Petunia flowers and basil leaves use similar enzymes to give them their fragrance.

Petunia flowers and basil leaves use similar enzymes to give the plants their fragrance, say biologists in the US. The enzymes also give spices, such as cloves and cinnamon, their spice.

Enzymes from petunia petals and basil-leaf glands both react with coniferyl acetate to make eugenol (in basil) and isoeugenol (in petunias), according to Eran Pichersky, from the University of Michigan. Pichersky identified the enzymes, their genes and the reaction pathway they trigger. 

The eugenols are phenylpropenes, many of which have antimicrobial properties and attractive aromas and fragrances. ’These compounds have been used for millennia by humans, so finally finding out how they are made is satisfying,’ Pichersky told Chemistry World.

The biosynthesis of eugenol and isoeugenol was always a puzzle, said Pichersky. ’The envisioned reduction of a primary alcohol (coniferyl alcohol) to an alkene would have been highly unusual and not likely to occur on several grounds. We showed that indeed coniferyl alcohol is not directly converted to eugenol or isoeugenol, and that instead the reduction occurs on an acyl ester intermediate, whose existence had not been previously known,’ he explained. 

Pichersky also found that many plants have genes encoding proteins similar to basil eugenol synthase and petunia isoeugenol synthase.

Pichersky’s group had already predicted that eugenol synthase and isoeugenol synthase were similar enzymes. ’This is how evolution works - by small changes in protein sequence, you get small changes in substrate specificity or product specificity,’ Pichersky said. 

His team has just worked out the last stage in the enzymatic pathway - the synthesis of the coniferyl ester that is used as a substrate for eugenol synthase or isoeugenol synthase. But the finer details of the enzymatic mechanism still need to be unravelled, he said.

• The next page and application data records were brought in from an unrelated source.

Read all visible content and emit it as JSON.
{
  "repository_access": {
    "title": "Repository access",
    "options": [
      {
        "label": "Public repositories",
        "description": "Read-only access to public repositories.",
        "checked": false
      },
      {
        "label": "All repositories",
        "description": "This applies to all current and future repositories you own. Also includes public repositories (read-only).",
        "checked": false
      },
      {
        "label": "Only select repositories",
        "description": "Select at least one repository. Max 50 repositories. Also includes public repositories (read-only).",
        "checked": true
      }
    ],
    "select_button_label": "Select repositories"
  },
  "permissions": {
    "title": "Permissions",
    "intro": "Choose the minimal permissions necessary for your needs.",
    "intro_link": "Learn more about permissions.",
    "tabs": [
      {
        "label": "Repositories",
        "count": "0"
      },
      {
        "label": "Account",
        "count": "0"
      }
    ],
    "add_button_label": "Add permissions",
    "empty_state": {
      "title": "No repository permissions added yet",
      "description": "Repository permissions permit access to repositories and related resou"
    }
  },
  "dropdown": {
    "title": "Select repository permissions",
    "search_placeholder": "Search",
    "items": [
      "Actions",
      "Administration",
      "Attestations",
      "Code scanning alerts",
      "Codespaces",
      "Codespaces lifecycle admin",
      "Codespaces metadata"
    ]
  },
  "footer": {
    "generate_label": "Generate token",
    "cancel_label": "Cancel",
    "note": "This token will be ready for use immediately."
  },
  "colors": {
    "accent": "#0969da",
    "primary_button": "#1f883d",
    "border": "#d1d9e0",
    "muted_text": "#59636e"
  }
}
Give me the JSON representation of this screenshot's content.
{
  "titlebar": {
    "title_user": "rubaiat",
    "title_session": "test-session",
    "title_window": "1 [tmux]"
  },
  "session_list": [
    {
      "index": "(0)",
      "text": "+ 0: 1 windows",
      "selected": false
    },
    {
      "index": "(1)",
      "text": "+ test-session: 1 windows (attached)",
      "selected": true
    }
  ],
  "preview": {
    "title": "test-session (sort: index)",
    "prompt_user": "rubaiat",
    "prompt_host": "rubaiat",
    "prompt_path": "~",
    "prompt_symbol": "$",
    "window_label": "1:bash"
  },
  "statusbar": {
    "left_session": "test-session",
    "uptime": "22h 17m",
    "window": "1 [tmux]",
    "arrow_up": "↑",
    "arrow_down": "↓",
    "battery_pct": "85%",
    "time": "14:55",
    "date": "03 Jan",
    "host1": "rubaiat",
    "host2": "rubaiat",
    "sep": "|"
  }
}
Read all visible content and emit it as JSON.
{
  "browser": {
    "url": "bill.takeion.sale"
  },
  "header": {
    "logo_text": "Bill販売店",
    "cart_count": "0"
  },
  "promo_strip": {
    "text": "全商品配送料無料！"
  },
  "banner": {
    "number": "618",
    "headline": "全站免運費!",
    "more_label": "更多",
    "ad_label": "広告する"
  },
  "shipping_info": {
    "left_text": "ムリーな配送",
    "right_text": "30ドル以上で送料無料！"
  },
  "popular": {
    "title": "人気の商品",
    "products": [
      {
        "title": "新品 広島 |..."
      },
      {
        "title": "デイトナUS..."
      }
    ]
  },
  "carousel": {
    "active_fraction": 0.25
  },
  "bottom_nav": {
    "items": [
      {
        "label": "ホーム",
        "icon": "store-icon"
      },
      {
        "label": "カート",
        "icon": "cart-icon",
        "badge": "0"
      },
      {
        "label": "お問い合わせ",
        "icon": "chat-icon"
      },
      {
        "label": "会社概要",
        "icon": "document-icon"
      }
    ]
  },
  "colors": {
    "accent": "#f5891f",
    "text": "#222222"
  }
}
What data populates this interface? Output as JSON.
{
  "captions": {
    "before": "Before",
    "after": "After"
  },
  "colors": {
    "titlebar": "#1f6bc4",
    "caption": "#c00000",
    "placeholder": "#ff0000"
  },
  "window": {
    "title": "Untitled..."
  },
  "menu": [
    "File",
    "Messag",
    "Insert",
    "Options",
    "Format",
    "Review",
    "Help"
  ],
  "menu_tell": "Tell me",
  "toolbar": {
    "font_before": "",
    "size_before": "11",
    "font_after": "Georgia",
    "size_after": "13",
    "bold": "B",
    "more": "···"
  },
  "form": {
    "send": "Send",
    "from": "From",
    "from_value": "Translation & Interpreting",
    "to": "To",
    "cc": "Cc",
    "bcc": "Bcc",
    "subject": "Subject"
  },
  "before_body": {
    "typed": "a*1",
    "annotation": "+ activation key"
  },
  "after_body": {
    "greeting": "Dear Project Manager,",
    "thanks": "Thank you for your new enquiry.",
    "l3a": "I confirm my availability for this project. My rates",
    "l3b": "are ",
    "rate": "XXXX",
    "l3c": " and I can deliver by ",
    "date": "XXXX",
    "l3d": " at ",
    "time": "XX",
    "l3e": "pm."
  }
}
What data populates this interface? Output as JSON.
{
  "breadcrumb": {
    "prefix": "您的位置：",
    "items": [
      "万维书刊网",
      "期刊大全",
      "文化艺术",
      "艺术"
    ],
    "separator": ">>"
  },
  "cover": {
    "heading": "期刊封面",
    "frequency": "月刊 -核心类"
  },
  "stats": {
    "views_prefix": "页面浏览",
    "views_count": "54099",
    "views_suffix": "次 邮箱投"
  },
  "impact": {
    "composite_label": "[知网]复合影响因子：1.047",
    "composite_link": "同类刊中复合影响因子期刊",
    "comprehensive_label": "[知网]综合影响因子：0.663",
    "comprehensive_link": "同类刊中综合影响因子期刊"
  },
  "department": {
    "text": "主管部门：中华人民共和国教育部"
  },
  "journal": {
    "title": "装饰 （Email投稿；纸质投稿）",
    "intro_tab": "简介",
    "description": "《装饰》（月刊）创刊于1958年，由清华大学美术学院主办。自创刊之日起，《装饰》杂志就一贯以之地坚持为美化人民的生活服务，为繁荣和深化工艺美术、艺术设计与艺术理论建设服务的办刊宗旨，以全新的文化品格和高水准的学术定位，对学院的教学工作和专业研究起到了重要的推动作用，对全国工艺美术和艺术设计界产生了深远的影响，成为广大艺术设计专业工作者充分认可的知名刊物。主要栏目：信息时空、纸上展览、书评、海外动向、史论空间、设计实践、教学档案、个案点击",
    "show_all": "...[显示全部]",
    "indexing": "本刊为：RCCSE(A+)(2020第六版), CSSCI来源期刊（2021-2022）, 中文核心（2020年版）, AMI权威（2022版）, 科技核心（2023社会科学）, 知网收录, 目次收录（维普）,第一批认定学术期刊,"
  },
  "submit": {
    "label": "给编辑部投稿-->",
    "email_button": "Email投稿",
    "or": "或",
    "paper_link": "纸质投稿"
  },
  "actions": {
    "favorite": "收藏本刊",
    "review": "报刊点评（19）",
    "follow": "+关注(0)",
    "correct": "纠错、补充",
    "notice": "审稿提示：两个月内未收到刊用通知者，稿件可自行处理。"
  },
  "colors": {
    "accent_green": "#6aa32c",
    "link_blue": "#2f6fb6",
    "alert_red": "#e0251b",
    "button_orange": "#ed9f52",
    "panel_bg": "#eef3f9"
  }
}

The practical possibilities that this information leads to include: genetically engineered plants to make spices; predator-resistant plants; and engineered floral fragrances, both for florists and for farmers who want to improve pollination of their crops, said Pichersky. Katharine Sanderson